I guess travelling is one of the things that most disabled people worry about, to some degree. For the most part, I travel with my husband and/or my sons and we tend to drive everywhere within the UK. This week though, I'm traveling abroad on my own, which can be quite challenging. To make it even more interesting, I only planned this trip 3 days ago.
Today's section of the journey began with Neil driving me to the airport. That reduces the capacity for things to go wrong before I even start. So he left me, checked in, at Airport Assistance. It seemed unusually quiet there and there was an overkill of staff but I later discovered they were all new and only one was allowed to actually assist. He took me through security. Well, actually, he accompanied me through security. I hate being pushed and left my handles in the car. Ooops! Shame!
Security was largely uneventful, except for a very patronising 'pat-down lady' who clearly assumed my tremor indicated either guilt or fear. Then three male security chaps decided to investigate the contents of my 'toilet kit', pulling out a range of pads, nappies and catheters in public. It's a good job I've already waved goodbye to my dignity!
I opted to take care of myself from security to the gate. Warning - only do that if you know you can propel far enough. It's often a fair trek from all the shops to the gates. Anyway, at the gate, a lovely Oriental assistant, about 4 foot nothing and 4 stone offered to carry me to my seat. I was so tempted to let him try but I whipped out my stick and asked him to carry my bag instead.
I'm not good without regular meals. We had a lovely pork salad for lunch at home so I went into Boots in departures and bought a meal deal. It's cheaper to do that than buy onboard food. Plus, if you can't find anything suitable, there's still other options.
I find the flight quite easy. The height and width of the cabin mean there's always something to hold onto. There are handles in the loo, which is better than many other places. I use my wheelchair cushion to sit on, making it more comfortable and the airlines always have extra little pillows, so I put one in the small of my back.
I'm actually writing this in the air, somewhere over Denmark, I think. I find landing the worst bit of the flight. I nearly always lose sensation in my legs and bumpy landings hurt my back. It doesn't always help but 'zipping and tucking' Pilates-style, tensing my core muscles usually provides some protection for my spine.
Then there will be the long wait to disembark. I'm always first on, last off. By then though, they should have retrieved my wheelchair and I can tootle off to baggage reclaim, where the assistance guys will do all the hard work for me.

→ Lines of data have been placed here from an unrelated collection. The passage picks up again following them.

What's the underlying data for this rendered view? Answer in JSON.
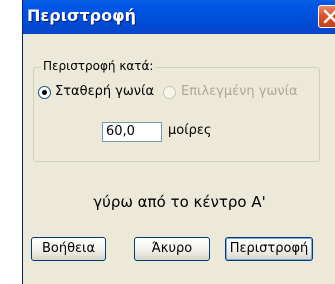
{
  "dialog": {
    "title": "Περιστροφή",
    "close_icon": "close-icon"
  },
  "rotate_by_group": {
    "legend": "Περιστροφή κατά:",
    "options": [
      {
        "label": "Σταθερή γωνία",
        "checked": true,
        "enabled": true
      },
      {
        "label": "Επιλεγμένη γωνία",
        "checked": false,
        "enabled": false
      }
    ],
    "angle_value": "60,0",
    "unit_label": "μοίρες"
  },
  "center_text": "γύρω από το κέντρο A'",
  "buttons": {
    "help": "Βοήθεια",
    "cancel": "Άκυρο",
    "rotate": "Περιστροφή"
  },
  "colors": {
    "titlebar": "#0053e1",
    "close_button": "#d9532b",
    "window_background": "#ece9d8",
    "disabled_text": "#aca899"
  }
}
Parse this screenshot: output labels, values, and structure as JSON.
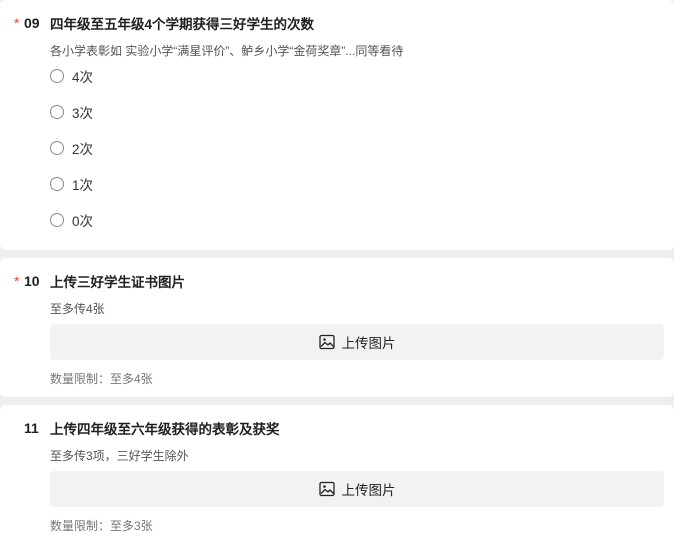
{
  "questions": [
    {
      "required": true,
      "number": "09",
      "title": "四年级至五年级4个学期获得三好学生的次数",
      "description": "各小学表彰如 实验小学“满星评价”、鲈乡小学“金荷奖章”...同等看待",
      "options": [
        "4次",
        "3次",
        "2次",
        "1次",
        "0次"
      ]
    },
    {
      "required": true,
      "number": "10",
      "title": "上传三好学生证书图片",
      "description": "至多传4张",
      "upload_label": "上传图片",
      "limit_text": "数量限制：至多4张"
    },
    {
      "required": false,
      "number": "11",
      "title": "上传四年级至六年级获得的表彰及获奖",
      "description": "至多传3项，三好学生除外",
      "upload_label": "上传图片",
      "limit_text": "数量限制：至多3张"
    }
  ],
  "required_mark": "*",
  "colors": {
    "required": "#e8473c",
    "upload_bg": "#f1f2f3",
    "page_bg": "#eeeeee"
  },
  "icons": {
    "option": "radio-circle",
    "upload": "image-icon"
  }
}
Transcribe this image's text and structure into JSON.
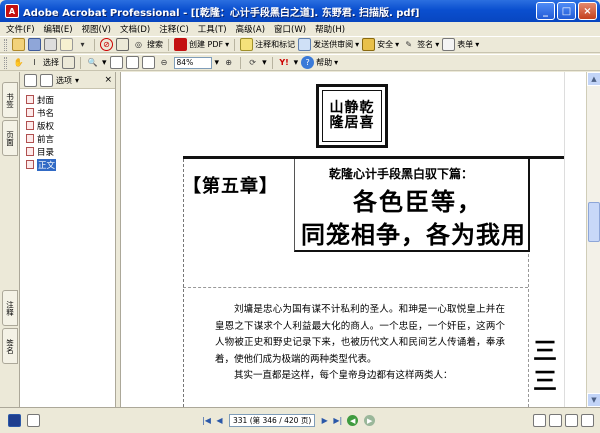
{
  "window": {
    "app_icon": "A",
    "title": "Adobe Acrobat Professional - [[乾隆：心计手段黑白之道]. 东野君. 扫描版. pdf]",
    "minimize": "_",
    "maximize": "□",
    "close": "×"
  },
  "menu": {
    "items": [
      "文件(F)",
      "编辑(E)",
      "视图(V)",
      "文档(D)",
      "注释(C)",
      "工具(T)",
      "高级(A)",
      "窗口(W)",
      "帮助(H)"
    ]
  },
  "toolbar1": {
    "search_label": "搜索",
    "create_pdf_label": "创建 PDF",
    "comment_label": "注释和标记",
    "review_label": "发送供审阅",
    "secure_label": "安全",
    "sign_label": "签名",
    "forms_label": "表单"
  },
  "toolbar2": {
    "select_label": "选择",
    "zoom_value": "84%",
    "help_label": "帮助"
  },
  "side_tabs": {
    "bookmarks": "书签",
    "pages": "页面",
    "comments": "注释",
    "signatures": "签名"
  },
  "bookmarks": {
    "options_label": "选项",
    "close": "×",
    "items": [
      {
        "label": "封面",
        "selected": false
      },
      {
        "label": "书名",
        "selected": false
      },
      {
        "label": "版权",
        "selected": false
      },
      {
        "label": "前言",
        "selected": false
      },
      {
        "label": "目录",
        "selected": false
      },
      {
        "label": "正文",
        "selected": true
      }
    ]
  },
  "document": {
    "seal_text": "山静乾隆居喜",
    "chapter_label": "【第五章】",
    "subtitle": "乾隆心计手段黑白驭下篇：",
    "headline_line1": "各色臣等，",
    "headline_line2": "同笼相争，各为我用",
    "body_paragraphs": [
      "刘墉是忠心为国有谋不计私利的圣人。和珅是一心取悦皇上并在皇恩之下谋求个人利益最大化的商人。一个忠臣，一个奸臣，这两个人物被正史和野史记录下来，也被历代文人和民间艺人传诵着，奉承着，使他们成为极端的两种类型代表。",
      "其实一直都是这样，每个皇帝身边都有这样两类人："
    ],
    "side_marker": "三三"
  },
  "statusbar": {
    "page_field": "331 (第 346 / 420 页)"
  }
}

This time, a friend is collecting me from the airport. I just hope my chair will fit in her car. I didn't think to check that. Oops!